I have been working with local governments for many years now. As part of my work, I have followed Florida’s legislative sessions and tracked bills. To do so, I had to know the legislative process. This is one of the first things we learn when going to paralegal or law school. However, it is often quickly forgotten. So here is a recap on how an idea becomes a law in Florida.
Florida’s legislative session starts on the first Tuesday after the first Monday in March and last 60 days. The first step in creating a law is to have your idea sponsored by a Senate or House representative. The representative then contacts Bill Drafting Services to request a bill to be drafted. The representative may give specific and detailed instructions on how to draft the bill or may just provide a general idea. The assigned bill drafter works with him until final draft of the bill is approved by the representative. When approved, the idea receives a bill number (odd number for House and even number for Senate) and is filed. For this example, we will use a House bill.
Before being voted on by the House, the bill is read 3 times. The 1st reading is by publication of the bill number, its sponsor and a short description of the bill in the House Journal. The Speaker will also refer the bill to one or more committees or subcommittees in the House. The committees and subcommittees will study the effect of the bill if enacted. They can amend, accept or reject the bill.

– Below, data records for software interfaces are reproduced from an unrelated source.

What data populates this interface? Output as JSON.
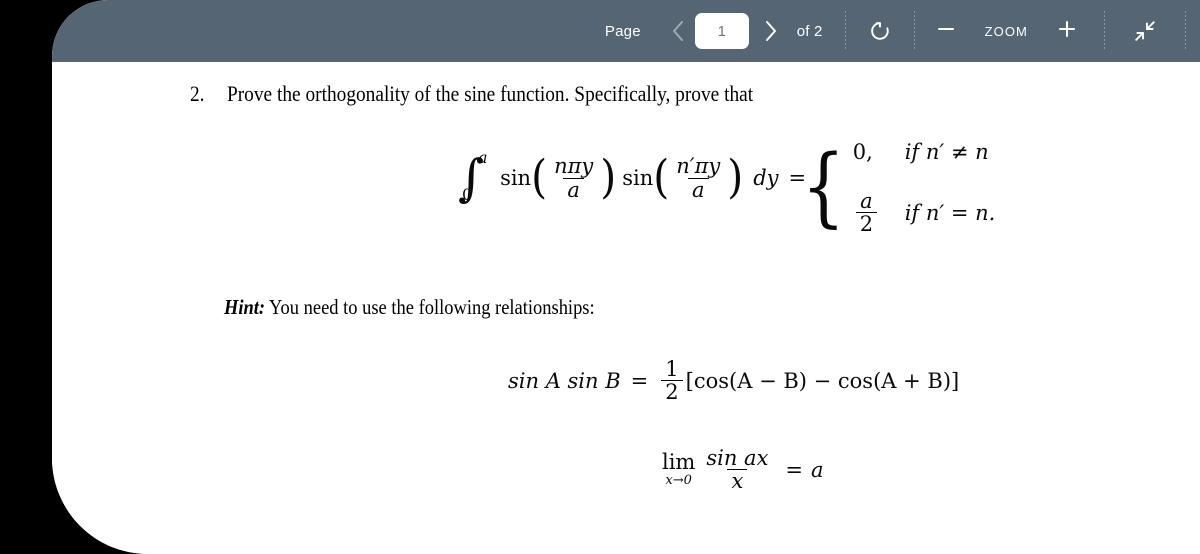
{
  "theme": {
    "toolbar_bg": "#566573",
    "page_bg": "#ffffff",
    "backdrop": "#000000",
    "toolbar_text": "#ffffff",
    "input_text": "#6b7680"
  },
  "toolbar": {
    "page_label": "Page",
    "prev_icon": "chevron-left-icon",
    "page_value": "1",
    "page_placeholder": "1",
    "next_icon": "chevron-right-icon",
    "of_label": "of 2",
    "total_pages": "2",
    "rotate_icon": "rotate-icon",
    "zoom_out_label": "−",
    "zoom_label": "ZOOM",
    "zoom_in_label": "+",
    "collapse_icon": "collapse-arrows-icon"
  },
  "document": {
    "problem": {
      "number": "2.",
      "text": "Prove the orthogonality of the sine function. Specifically, prove that"
    },
    "equation_integral": {
      "integral_symbol": "∫",
      "upper_limit": "a",
      "lower_limit": "0",
      "sin1": "sin",
      "sin1_num": "nπy",
      "sin1_den": "a",
      "sin2": "sin",
      "sin2_num": "n′πy",
      "sin2_den": "a",
      "differential": "dy",
      "equals": "="
    },
    "equation_piecewise": {
      "case1_value": "0,",
      "case1_condition": "if n′ ≠ n",
      "case2_num": "a",
      "case2_den": "2",
      "case2_condition": "if n′ = n."
    },
    "hint": {
      "label": "Hint:",
      "text": "You need to use the following relationships:"
    },
    "equation_identity": {
      "lhs": "sin A  sin B",
      "equals": "=",
      "frac_num": "1",
      "frac_den": "2",
      "rhs": "[cos(A − B) − cos(A + B)]"
    },
    "equation_limit": {
      "lim": "lim",
      "lim_sub": "x→0",
      "frac_num": "sin ax",
      "frac_den": "x",
      "equals": "=",
      "result": "a"
    }
  }
}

Once amended or accepted, the bill is sent to the House. The 2nd reading takes place when a bill is introduced and read on the Special Order Calendar where it is explained, questions are answered and amendments are considered. The bill is then taken up on 3rd reading on a subsequent legislative day. This is the final reading of the bill before being voted on by the House. If the bill does not receive a favorable vote, it “dies” on the floor.
After the bill is passed by the House, it is sent to the Senate for voting. The Senate takes the bill through a similar process and returns it to the House. If the bill passes both houses, it is enrolled and sent to the Governor for his approval. If the Legislature is still in session, the Governor has 7 days to sign the bill. If the session ended, the Governor has 15 days to sign it. The Governor may take one of the following 3 steps: sign the bill, allow it to become law without his signature or veto it. If the Governor vetoes the bill, the Legislature may override his veto by a 2/3 vote during the next session. This summarizes the legislative process in Florida.
If you would like to have more details on this topic, you can visit the Florida House of Representatives’ website or the Senate’s website.
In a future blog post, we will review some of the recently enacted bills that may impact Florida attorneys.
Disclaimer: The content on this website is for informational purposes only and is not intended to be legal advice. Your Paralegal Help Desk's blogger is not an attorney and cannot give legal advice. If you have a legal issue, you should immediately seek the advice of a licensed attorney in your state.